Robert Dornhelm, who spent three months in Prague directing Kingsley in "Anne Frank," says that "it was like somebody gave me a Stradivarius, this most beautiful and expensive instrument. If you know how to play it, you can produce the most beautiful sounds. You just need to touch it, and it plays."
Even more, Dornhelm adds, he was grateful to Kingsley for "keeping the entire cast like a happy family. He was the most modest team player I've ever worked with. He would have the courtesy, if he knew it wasn't his scene, to not hog the light like most actors would do, but push his partner into a position where he felt it was advantageous for the camera. Then they would be in the center of the scene."

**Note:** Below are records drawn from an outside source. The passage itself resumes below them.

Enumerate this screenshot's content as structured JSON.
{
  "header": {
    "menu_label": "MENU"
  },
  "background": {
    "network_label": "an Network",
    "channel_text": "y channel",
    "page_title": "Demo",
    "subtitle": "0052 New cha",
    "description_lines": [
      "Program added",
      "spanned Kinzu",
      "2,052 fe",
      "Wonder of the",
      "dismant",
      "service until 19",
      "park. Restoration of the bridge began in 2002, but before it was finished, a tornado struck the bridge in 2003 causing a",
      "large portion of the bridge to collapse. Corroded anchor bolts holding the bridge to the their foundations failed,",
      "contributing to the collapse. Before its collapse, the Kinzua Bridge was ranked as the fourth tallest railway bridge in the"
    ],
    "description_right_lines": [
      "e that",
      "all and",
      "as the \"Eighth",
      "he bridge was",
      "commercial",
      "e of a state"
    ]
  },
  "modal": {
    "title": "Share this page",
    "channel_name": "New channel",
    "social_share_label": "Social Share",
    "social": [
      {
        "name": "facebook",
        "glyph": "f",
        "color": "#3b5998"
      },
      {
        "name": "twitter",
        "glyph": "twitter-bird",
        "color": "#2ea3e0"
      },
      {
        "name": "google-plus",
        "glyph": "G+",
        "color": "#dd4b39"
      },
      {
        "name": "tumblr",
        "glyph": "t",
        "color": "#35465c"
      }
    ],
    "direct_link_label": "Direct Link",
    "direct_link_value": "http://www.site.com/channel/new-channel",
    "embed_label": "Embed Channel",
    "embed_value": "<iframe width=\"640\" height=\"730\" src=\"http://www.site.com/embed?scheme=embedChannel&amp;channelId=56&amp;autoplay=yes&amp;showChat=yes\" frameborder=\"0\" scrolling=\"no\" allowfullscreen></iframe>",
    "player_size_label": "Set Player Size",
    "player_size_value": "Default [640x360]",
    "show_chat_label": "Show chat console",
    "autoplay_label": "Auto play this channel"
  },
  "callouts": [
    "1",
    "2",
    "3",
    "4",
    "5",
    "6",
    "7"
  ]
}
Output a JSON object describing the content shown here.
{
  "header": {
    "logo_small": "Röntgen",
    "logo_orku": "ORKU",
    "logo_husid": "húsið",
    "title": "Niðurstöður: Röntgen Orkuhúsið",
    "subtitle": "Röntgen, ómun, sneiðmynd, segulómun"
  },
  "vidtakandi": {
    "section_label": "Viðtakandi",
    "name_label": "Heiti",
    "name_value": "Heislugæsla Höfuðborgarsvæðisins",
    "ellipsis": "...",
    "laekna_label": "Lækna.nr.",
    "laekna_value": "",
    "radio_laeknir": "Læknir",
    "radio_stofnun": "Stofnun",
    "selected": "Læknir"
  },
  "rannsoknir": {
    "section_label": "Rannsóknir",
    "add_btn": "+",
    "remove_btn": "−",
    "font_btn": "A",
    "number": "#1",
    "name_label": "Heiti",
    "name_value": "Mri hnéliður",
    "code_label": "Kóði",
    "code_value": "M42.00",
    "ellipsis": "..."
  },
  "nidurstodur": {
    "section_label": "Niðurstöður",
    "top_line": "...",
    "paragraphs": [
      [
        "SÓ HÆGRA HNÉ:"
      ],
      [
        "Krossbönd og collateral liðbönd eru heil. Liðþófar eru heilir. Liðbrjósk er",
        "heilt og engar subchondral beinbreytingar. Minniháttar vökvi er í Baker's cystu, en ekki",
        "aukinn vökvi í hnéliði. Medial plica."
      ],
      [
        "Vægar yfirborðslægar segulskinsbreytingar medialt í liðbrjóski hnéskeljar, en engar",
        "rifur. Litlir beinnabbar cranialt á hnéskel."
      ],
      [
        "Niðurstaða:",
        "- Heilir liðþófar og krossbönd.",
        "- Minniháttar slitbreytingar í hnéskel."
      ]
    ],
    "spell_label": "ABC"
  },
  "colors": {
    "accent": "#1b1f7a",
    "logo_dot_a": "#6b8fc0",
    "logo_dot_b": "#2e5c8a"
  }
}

With "Anne Frank" ranking as the second-highest-rated TV miniseries of the season, there is already considerable Emmy talk surrounding Kingsley and his co-stars. "Otto Frank was a joy to play," he says. "It was for me far more the role of an archetypal father patriarch among this tribe and family, rather than a film about the Second World War." The son of an English mother and a father of Indian parentage raised in East Africa, Kingsley--who grew up in England--has spent nearly all of his working life as an actor. He is proud of his 15 years in England's Royal Shakespeare Company (where he is still an associate artist), the National Theatre and the Royal Court, and he credits that intense theatrical training with giving him the "tenacity and stamina" to tackle energetic roles like Logan. He says he returns to the stage "once every 10 years."
It was in 1981 that Attenborough cast him in "Gandhi," permanently altering his career. Might that success have come too soon?
"Definitely not," says Kingsley. "I was waiting to develop into something else in the late 1970s. I knew that theater was successful and I was loving it. But right then, when Attenborough phoned me, I knew that there was something else. It could not have come later. The preparation, the opportunity, bang, it came at exactly the right time. And to get an Academy Award at that age was to be given a golden key, which I hope over the years I've used judiciously in making choices."
Says "Sexy Beast" director Glazer: "I think he's probably lived the last 20 years with 'Gandhi' in his back pocket. Unfortunately, when anybody has that kind of success, it becomes a rod for their back. They may enjoy it for a couple of years, but afterwards everything's compared to that as a kind of yardstick. His great motivation, I think, was to bury Gandhi. And I think he's done that."